**DIRECTIONS FOR THIS TASK**.
Check each line of the entries. Copy the ones that contain the string "mass".

EXCERPTED DATA Block Start

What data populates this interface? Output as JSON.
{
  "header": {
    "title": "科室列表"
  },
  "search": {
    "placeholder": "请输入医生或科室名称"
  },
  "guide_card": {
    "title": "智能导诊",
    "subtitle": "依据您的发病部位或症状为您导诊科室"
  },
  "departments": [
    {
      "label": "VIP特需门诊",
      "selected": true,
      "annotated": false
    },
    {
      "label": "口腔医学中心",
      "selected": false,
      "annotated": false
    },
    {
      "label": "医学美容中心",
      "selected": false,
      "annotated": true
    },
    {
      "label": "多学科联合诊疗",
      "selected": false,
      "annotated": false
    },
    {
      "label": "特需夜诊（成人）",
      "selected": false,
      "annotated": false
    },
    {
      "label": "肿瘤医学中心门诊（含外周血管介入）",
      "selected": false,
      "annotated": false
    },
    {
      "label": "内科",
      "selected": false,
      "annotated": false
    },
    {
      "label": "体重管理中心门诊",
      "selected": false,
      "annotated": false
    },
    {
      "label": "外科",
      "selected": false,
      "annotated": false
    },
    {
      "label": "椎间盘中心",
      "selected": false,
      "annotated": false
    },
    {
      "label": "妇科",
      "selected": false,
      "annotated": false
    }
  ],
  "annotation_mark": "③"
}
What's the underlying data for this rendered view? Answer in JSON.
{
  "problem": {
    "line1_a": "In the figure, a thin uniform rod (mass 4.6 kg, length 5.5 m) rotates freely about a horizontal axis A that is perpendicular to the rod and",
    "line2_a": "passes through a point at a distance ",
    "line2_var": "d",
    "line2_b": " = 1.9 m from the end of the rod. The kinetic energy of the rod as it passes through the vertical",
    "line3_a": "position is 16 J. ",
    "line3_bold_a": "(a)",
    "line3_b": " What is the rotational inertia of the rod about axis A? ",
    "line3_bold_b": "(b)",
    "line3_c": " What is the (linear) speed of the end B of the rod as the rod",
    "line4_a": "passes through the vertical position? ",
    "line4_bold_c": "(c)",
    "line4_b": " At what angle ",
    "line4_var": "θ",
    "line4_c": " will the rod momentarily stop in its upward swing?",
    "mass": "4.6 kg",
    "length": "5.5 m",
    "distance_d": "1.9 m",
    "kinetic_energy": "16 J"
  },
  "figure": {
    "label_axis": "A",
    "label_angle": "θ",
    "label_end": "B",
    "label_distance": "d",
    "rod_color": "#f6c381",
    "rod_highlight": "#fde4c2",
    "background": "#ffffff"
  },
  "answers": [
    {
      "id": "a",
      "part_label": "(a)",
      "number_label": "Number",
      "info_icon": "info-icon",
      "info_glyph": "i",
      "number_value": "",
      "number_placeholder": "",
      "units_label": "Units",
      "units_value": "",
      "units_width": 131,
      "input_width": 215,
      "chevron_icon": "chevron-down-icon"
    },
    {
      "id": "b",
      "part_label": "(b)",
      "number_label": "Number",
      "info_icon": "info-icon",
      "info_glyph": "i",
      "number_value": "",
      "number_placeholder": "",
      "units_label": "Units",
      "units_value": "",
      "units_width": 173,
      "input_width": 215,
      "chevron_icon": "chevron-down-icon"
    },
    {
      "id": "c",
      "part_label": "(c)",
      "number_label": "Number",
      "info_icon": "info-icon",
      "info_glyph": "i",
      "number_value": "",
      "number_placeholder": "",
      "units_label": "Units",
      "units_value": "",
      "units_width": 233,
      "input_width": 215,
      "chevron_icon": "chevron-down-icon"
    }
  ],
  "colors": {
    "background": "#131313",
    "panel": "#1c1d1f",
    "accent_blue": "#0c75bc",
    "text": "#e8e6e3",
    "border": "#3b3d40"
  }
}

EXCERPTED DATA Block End

**WRITTEN REPLY**.
    "line1_a": "In the figure, a thin uniform rod (mass 4.6 kg, length 5.5 m) rotates freely about a horizontal axis A that is perpendicular to the rod and",
    "mass": "4.6 kg",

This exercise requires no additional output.